Every year, The British Horse Society is inundated with concerns from members about ragwort, which can cause much damage to horses. Many of those responsible for horses’ care invest large amounts of resource, both through labour and expense, in trying to control this weed.
The British Horse Society have taken these serious concerns on board, and are delighted to announce that they are working with Defra to launch a major new research project to assess current levels of awareness and concern about ragwort and how it affects horses in England.
The survey will gather data across England on the perceptions and reality of the impact of ragwort. It will inform future measures to ensure the appropriate use of the Weeds Act 1959, the Animal Welfare Act 2006 and other relevant legislation.
The survey is running between Tuesday 22 July and Friday 15 August 2014, and can be accessed through the Society’s website at www.bhs.org.uk/ragwort.
The British Horse Society is encouraging people to take the time to complete this survey, and share it with their friends and family. The more information that is collected, the more effective the campaign against ragwort can be.
The British Horse Society works to provide education on all equestrian matters, including useful guidance and advice on best practice for grazing management to promote horses’ wellbeing.
Lee Hackett, BHS Director of Equine Policy, said: “We know that ragwort is an issue that greatly concerns our members and indeed all responsible horse owners so we are delighted to be working with Defra on this research project.
“We know that ragwort kills horses every year and there is absolutely no excuse for this – such deaths are completely avoidable.
“We need everyone who cares about horses to complete our survey so that we can better understand the extent of the problem.
“The results will also help inform legislation and other measures surrounding ragwort.
“This is a very important project and one which could make a real difference, so we are extremely grateful to Defra for their support of this work.

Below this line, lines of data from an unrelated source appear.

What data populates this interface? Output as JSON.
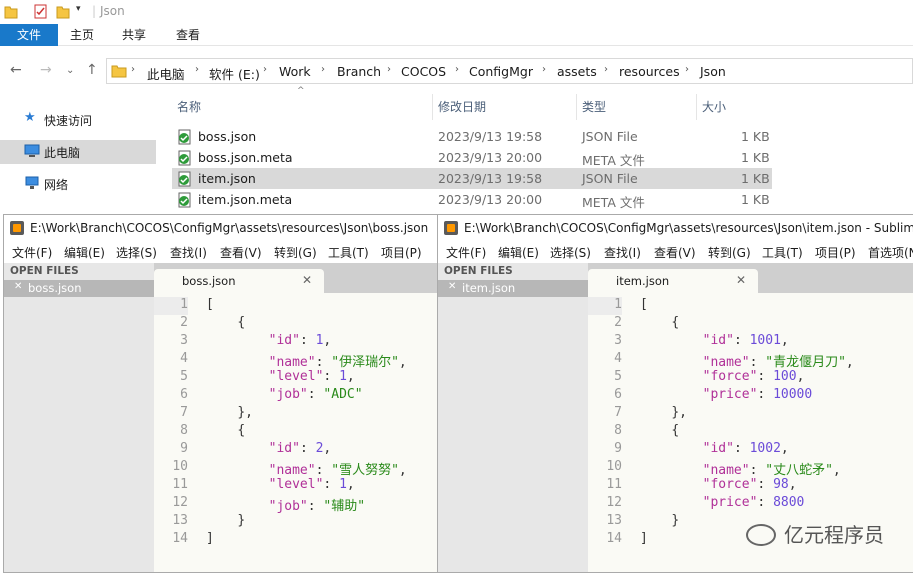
{
  "explorer": {
    "window_title": "Json",
    "ribbon_tabs": [
      "文件",
      "主页",
      "共享",
      "查看"
    ],
    "breadcrumbs": [
      "此电脑",
      "软件 (E:)",
      "Work",
      "Branch",
      "COCOS",
      "ConfigMgr",
      "assets",
      "resources",
      "Json"
    ],
    "nav": [
      {
        "label": "快速访问",
        "icon": "star-icon"
      },
      {
        "label": "此电脑",
        "icon": "computer-icon"
      },
      {
        "label": "网络",
        "icon": "network-icon"
      }
    ],
    "columns": {
      "name": "名称",
      "date": "修改日期",
      "type": "类型",
      "size": "大小"
    },
    "files": [
      {
        "name": "boss.json",
        "date": "2023/9/13 19:58",
        "type": "JSON File",
        "size": "1 KB"
      },
      {
        "name": "boss.json.meta",
        "date": "2023/9/13 20:00",
        "type": "META 文件",
        "size": "1 KB"
      },
      {
        "name": "item.json",
        "date": "2023/9/13 19:58",
        "type": "JSON File",
        "size": "1 KB"
      },
      {
        "name": "item.json.meta",
        "date": "2023/9/13 20:00",
        "type": "META 文件",
        "size": "1 KB"
      }
    ]
  },
  "sublime_left": {
    "title": "E:\\Work\\Branch\\COCOS\\ConfigMgr\\assets\\resources\\Json\\boss.json",
    "menu": [
      "文件(F)",
      "编辑(E)",
      "选择(S)",
      "查找(I)",
      "查看(V)",
      "转到(G)",
      "工具(T)",
      "项目(P)"
    ],
    "open_files_label": "OPEN FILES",
    "sidebar_file": "boss.json",
    "tab": "boss.json",
    "lines": [
      "[",
      "    {",
      "        \"id\": 1,",
      "        \"name\": \"伊泽瑞尔\",",
      "        \"level\": 1,",
      "        \"job\": \"ADC\"",
      "    },",
      "    {",
      "        \"id\": 2,",
      "        \"name\": \"雪人努努\",",
      "        \"level\": 1,",
      "        \"job\": \"辅助\"",
      "    }",
      "]"
    ]
  },
  "sublime_right": {
    "title": "E:\\Work\\Branch\\COCOS\\ConfigMgr\\assets\\resources\\Json\\item.json - Sublim",
    "menu": [
      "文件(F)",
      "编辑(E)",
      "选择(S)",
      "查找(I)",
      "查看(V)",
      "转到(G)",
      "工具(T)",
      "项目(P)",
      "首选项(N"
    ],
    "open_files_label": "OPEN FILES",
    "sidebar_file": "item.json",
    "tab": "item.json",
    "lines": [
      "[",
      "    {",
      "        \"id\": 1001,",
      "        \"name\": \"青龙偃月刀\",",
      "        \"force\": 100,",
      "        \"price\": 10000",
      "    },",
      "    {",
      "        \"id\": 1002,",
      "        \"name\": \"丈八蛇矛\",",
      "        \"force\": 98,",
      "        \"price\": 8800",
      "    }",
      "]"
    ]
  },
  "watermark": "亿元程序员"
}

“However, it can only work if we can gather enough data so I urge everyone involved in horses to take a few minutes to complete the survey and to encourage others to do the same.”